Church Rock Trail-Red Rock Park

The Church Rock Trail is a lasso loop route of about 3 miles in Red Rock Park on the eastern outskirts of Gallup in northwest New Mexico. Find Red Rock Park at Exit 26 from Interstate Highway 40, then travel two miles east of the frontage road. There are signs for the park along the frontage road but I didn’t see any signs along the Interstate.

Inside the park the Church Rock Trailhead is at the far end of the main campground, after making a right turn off the main road. There are signs pointing out the nearby Pyramid Trail, but I didn’t see any for the Church Rock Trail. There is an information kiosk and some small signs pointing the way once you arrive.

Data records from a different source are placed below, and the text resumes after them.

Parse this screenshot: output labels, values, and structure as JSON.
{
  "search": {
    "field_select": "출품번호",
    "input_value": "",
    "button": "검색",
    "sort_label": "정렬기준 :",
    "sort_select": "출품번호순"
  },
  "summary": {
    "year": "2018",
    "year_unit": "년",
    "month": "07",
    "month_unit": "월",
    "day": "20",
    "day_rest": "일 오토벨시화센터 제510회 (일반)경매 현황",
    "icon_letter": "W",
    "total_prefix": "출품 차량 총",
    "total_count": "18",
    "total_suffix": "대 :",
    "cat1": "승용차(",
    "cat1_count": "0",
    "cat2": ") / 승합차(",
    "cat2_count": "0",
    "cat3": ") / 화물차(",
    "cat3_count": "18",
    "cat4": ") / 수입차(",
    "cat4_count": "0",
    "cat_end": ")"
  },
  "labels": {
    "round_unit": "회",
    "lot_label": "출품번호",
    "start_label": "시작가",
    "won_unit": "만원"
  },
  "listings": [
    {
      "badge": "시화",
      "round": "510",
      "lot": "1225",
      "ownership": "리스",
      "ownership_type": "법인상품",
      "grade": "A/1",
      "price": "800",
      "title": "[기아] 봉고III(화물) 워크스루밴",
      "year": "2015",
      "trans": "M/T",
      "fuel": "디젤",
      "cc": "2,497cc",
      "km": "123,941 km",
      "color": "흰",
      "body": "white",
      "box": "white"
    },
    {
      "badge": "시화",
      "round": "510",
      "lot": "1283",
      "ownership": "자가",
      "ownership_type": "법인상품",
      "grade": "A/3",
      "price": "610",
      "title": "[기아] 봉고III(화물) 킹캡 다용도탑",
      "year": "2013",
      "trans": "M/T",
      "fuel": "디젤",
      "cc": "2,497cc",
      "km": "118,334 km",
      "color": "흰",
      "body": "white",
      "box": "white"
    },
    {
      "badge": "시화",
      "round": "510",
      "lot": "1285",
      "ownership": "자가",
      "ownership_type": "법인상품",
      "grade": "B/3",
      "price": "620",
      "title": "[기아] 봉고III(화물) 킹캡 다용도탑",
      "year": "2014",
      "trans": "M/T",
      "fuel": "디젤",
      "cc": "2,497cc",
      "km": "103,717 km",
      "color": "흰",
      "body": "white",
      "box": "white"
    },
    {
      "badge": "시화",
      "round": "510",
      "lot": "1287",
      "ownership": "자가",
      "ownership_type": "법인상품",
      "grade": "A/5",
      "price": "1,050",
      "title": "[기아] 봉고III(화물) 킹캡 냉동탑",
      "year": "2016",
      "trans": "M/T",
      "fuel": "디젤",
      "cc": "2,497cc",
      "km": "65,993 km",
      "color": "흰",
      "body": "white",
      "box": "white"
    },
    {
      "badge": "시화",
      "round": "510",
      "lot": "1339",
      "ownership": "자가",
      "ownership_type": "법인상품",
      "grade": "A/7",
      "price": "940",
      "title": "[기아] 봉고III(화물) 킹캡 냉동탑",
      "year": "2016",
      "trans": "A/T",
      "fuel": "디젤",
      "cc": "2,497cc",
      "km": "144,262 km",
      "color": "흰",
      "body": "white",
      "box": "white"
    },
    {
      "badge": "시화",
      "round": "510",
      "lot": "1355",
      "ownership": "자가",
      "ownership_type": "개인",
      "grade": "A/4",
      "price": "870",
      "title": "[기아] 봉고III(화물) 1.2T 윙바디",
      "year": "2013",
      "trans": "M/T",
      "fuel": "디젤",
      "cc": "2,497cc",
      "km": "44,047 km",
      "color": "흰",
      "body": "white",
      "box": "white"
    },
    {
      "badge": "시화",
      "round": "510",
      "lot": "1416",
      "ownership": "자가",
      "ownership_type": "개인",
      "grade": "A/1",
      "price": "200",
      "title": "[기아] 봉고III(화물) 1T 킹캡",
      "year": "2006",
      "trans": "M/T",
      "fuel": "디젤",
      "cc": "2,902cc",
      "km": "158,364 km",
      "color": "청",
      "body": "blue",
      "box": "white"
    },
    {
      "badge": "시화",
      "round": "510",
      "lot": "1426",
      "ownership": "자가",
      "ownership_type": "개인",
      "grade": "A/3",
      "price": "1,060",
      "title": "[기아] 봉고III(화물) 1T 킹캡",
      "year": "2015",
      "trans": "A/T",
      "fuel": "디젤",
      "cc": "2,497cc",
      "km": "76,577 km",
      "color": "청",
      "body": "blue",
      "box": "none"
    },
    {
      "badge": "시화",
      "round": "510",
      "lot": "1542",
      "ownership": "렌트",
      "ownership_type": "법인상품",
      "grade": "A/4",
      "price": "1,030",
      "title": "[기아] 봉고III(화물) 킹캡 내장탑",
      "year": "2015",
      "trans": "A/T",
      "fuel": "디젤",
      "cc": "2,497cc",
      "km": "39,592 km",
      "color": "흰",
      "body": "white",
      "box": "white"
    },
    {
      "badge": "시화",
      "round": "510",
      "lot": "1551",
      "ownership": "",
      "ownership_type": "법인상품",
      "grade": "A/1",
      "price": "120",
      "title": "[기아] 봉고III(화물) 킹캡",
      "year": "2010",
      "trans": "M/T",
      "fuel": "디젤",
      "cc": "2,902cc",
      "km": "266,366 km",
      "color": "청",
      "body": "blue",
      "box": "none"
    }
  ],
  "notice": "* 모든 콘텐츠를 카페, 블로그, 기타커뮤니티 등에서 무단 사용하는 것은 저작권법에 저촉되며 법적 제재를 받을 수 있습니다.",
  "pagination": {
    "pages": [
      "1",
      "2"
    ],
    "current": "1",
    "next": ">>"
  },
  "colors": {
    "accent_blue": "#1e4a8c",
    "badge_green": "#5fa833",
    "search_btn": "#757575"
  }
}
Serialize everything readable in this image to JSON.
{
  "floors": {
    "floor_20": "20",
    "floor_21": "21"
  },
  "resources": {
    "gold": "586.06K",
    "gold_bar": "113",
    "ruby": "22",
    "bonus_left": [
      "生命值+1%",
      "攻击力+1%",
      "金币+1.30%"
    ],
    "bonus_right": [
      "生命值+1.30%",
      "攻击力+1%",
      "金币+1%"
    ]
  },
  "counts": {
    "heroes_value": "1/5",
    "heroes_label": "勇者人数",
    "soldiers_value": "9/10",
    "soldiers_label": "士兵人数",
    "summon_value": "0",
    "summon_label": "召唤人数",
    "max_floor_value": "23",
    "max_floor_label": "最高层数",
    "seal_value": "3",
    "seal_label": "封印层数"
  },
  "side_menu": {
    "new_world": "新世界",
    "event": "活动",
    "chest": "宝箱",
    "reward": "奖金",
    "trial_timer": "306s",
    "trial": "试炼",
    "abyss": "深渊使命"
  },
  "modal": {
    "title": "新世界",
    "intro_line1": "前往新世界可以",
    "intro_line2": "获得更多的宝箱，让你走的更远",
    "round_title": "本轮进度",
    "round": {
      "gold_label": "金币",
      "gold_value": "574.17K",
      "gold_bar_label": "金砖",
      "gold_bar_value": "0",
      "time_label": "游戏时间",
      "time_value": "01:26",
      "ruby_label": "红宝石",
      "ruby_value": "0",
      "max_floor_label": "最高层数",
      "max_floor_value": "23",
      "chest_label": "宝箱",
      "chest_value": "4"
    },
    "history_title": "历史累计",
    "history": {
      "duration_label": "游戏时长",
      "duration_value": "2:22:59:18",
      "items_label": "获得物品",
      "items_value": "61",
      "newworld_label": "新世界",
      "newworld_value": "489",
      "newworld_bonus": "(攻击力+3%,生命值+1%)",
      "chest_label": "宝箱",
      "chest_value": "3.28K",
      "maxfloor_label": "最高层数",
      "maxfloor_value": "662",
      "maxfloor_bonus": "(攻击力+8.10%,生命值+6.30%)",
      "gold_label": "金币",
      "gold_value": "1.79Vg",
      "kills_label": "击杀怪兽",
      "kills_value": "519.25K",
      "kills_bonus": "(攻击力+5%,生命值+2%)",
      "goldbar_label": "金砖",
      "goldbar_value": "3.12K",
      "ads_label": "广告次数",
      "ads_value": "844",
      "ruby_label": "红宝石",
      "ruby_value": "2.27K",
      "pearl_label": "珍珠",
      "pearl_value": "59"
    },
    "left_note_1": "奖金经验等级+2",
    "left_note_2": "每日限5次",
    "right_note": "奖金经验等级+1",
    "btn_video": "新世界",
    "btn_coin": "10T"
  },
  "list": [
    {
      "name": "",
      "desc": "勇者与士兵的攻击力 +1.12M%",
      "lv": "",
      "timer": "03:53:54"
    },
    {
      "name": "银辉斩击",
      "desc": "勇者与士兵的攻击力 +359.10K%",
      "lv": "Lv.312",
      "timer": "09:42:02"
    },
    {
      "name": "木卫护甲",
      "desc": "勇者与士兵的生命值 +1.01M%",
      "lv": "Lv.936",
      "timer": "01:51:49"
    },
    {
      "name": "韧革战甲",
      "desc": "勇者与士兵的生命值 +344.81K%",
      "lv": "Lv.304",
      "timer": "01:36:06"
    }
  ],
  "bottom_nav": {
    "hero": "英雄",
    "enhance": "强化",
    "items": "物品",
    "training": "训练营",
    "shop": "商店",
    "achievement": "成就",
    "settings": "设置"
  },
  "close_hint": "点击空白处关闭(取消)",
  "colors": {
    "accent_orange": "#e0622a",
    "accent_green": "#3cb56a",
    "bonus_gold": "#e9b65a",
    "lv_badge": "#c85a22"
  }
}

The trailhead kiosk has an aerial photo of the trail area but in early 2012 the image was faded and difficult to see.

The trail starts out along the sandy bottom of a drainage then climbs on the sandstone sides of the canyon. The eye catching formation in the distance is the Church Rock, the formation for which the surrounding community is named. There aren’t any interpretive signs along this trail but there are several on the nearby Pyramid Trail that provide some information on the geology and plant communities of the area.

One of the side canyons on the way has some Ponderosa Pines. Otherwise the trees are mostly Pinon Pines and Junipers. These Junipers seem to mostly be One Seed Junipers rather than the commonly seen Utah Junipers.

There are a couple of short segments where footholds are carved out of the sandstone to aid short climbs. Rock or log steps are also installed making this an easy trail to walk despite the rough terrain. The main trail is marked with very large rock cairns

The Church Rock Trail doesn’t climb all the way to the top but loops around well below. From the high point of the trail the Pyramid Rock is also visible.

I didn’t realize that this was a loop trail until I recognized segments that I had already hiked. The loop junction wasn’t obvious as I was traveling the trail.

Back at the trailhead I noticed an historic inscription that says “Church Rock Ranch and Trading Store bought Oct 15 1928.” My hike took 1:20 hours. I didn’t see the trail distance posted but this felt like about 3 miles. I hiked on a 60 F degree mid March day. Early in the season there weren’t any campers in the area and I was the only person hiking.